Nearly a decade ago, I was a 16-year-old supposedly gifted kid attending a public boarding school for the
supposedly gifted, and I had one problem: I was good at everything, and I had no idea what to do with my life.
Granted, this is, at least in theory, a great problem to have. I won awards in biology and chemistry, I had been reading and writing far above grade level for as long as I could remember, and I just generally loved to learn. But I had no idea what to do with any of it. The way I saw it, I was great in the classroom, but didn’t have any real meaningful skills, or any direction. I was starting to lean towards science because it seemed more practical than my more humanities-oriented interests, but I had no exposure to what doing science as a career was really like.
Enter, thanks to my well-connected AP biology teacher, a man named Dr. David Sands, who ran a 3-week summer program at Montana State University designed to introduce high school students to biology lab work. I was lucky to earn both a place in his program for the summer between my junior and senior years, and enough scholarship money to mostly defray the costs. Those three weeks quite frankly blew my mind, and certainly helped to set me on a path towards the graduate degree in biology I’m now in the process of earning. But actually, the transformation began before I even got on the plane. Because, you see, Dr. Sands had sent us a reading list.

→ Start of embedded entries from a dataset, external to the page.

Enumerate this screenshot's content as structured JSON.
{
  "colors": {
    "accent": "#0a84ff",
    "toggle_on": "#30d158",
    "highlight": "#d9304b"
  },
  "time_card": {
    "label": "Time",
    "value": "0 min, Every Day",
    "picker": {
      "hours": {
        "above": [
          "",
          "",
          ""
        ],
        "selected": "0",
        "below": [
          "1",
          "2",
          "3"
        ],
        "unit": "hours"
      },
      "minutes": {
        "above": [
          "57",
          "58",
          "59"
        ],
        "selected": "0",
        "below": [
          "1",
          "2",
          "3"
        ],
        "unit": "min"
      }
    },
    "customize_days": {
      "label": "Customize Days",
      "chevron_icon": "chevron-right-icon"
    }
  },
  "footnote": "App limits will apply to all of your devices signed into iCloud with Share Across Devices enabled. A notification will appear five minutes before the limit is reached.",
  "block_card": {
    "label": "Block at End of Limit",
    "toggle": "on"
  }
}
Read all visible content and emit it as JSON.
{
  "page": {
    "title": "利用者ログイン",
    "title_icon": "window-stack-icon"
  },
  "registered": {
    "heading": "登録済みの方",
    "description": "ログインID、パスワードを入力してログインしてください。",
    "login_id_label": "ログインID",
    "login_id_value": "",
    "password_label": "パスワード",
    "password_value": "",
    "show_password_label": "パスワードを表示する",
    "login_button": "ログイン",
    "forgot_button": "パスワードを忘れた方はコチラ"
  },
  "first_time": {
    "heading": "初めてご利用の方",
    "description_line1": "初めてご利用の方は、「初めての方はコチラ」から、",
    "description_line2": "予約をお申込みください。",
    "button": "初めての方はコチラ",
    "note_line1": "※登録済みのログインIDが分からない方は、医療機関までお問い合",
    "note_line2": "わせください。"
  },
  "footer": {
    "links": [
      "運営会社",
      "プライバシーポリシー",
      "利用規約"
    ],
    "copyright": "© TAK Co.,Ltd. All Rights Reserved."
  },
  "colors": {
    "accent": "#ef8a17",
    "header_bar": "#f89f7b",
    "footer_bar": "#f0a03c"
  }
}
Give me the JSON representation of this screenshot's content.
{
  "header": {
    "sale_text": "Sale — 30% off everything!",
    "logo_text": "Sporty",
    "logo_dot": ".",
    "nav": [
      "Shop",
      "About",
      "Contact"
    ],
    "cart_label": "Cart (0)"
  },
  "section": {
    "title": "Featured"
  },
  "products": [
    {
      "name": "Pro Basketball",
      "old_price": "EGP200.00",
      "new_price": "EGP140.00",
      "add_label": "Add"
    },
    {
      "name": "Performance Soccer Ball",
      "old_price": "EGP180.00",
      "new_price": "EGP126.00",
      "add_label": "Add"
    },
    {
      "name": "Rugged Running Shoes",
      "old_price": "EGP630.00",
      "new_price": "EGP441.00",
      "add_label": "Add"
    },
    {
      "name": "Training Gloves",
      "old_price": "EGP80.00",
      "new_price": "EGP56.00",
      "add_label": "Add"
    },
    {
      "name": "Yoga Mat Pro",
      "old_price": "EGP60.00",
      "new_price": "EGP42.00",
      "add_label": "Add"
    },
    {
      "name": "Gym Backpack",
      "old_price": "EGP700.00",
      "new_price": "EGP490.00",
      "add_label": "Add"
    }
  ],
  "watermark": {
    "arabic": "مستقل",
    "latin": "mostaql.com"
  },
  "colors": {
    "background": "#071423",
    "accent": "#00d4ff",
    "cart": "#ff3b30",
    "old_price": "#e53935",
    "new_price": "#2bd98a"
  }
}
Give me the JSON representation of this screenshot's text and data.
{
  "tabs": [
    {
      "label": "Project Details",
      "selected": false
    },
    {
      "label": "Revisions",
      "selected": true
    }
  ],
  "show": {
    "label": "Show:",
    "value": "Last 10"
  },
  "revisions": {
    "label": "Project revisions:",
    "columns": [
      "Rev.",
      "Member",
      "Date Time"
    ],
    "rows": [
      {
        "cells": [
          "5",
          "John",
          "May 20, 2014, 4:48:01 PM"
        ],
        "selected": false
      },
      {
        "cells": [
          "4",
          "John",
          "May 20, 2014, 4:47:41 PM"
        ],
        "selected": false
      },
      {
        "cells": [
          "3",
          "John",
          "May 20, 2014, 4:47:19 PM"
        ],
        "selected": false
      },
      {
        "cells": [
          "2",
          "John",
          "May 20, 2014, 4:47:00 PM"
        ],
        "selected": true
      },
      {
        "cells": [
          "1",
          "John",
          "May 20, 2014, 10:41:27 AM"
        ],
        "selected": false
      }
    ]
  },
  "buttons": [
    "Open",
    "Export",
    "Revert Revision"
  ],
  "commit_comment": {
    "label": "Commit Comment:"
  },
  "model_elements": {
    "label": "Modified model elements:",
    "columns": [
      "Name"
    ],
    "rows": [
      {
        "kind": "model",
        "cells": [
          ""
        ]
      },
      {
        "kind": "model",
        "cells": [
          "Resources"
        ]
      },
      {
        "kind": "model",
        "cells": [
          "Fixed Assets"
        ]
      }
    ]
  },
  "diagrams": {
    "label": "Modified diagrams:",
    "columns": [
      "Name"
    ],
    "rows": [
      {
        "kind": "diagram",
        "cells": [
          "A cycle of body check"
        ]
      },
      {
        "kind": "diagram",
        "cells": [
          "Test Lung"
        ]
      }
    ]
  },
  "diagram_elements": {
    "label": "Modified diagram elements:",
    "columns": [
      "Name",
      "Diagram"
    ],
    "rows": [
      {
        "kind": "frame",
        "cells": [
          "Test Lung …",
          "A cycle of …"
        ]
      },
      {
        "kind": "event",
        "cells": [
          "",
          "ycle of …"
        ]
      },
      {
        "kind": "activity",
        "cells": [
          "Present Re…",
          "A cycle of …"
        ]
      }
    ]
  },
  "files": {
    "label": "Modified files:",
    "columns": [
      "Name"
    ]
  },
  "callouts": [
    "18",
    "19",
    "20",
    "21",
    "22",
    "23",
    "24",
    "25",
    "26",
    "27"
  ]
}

I don’t understand how, by the age of 16, this voracious reader and learner had yet to really delve into the world of popular science non-fiction books, but I hadn’t. Dr. Sands’ “suggested” reading list was like a treasure trove, and I dove right in. One book in particular etched itself into my memory: Genome: The Autobiography of a Species in 23 Chapters, by Matt Ridley. Once I had that book in my hands, it was all over.
Written in the heyday of the Human Genome Project, the book was written to explain and celebrate the vast new knowledge at the fingertips of humanity for the first time: our own genetic code. I knew about the project, of course, but Matt Ridley brought to life for me what it meant. I realized for the first time that I was living at the edge of a new scientific frontier, and that maybe if I worked really hard, I could be a part of it.
Today, Genome is rather outdated, and I’ve since discovered scores of other science writers to admire (I’ll get a blogroll up soon). But as I attempt to begin my own small contribution to the world of science writing, I’m going to return to my roots in a way, by re-reading a book that had such a huge hand in getting me here. In the mean time, I’ll be writing about other things, but as I come across interesting tidbits I may share them here.
For now, I’m going to leave you with a tiny excerpt from the book–a metaphor that has never left my mind since:
The fuel on which science runs is ignorance. Science is like a hungry furnace that must be fed logs from the forests of ignorance that surround us. In the process, the clearing we call knowledge expands, but the more it expands, the longer its perimeter and the more ignorance comes into view. Before the discovery of the genome, we did not know there was a document at the heart of every cell three million letters long of whose content we knew nothing. Now, having read parts of that book, we are aware of myriad new mysteries.
The theme of this chapter is mystery. A true scientist is bored by knowledge; it is the assault on ignorance that motivates him–the mysteries that previous discoveries have revealed. The forest is more interesting than the clearing.
Now seriously, what insatiably curious 16-year-old could read that and then NOT want to get in on expanding the clearing? Not this one, certainly.
P.S. Were there any books in your childhood/young adulthood that similarly shaped your career? If so, please share in the comments!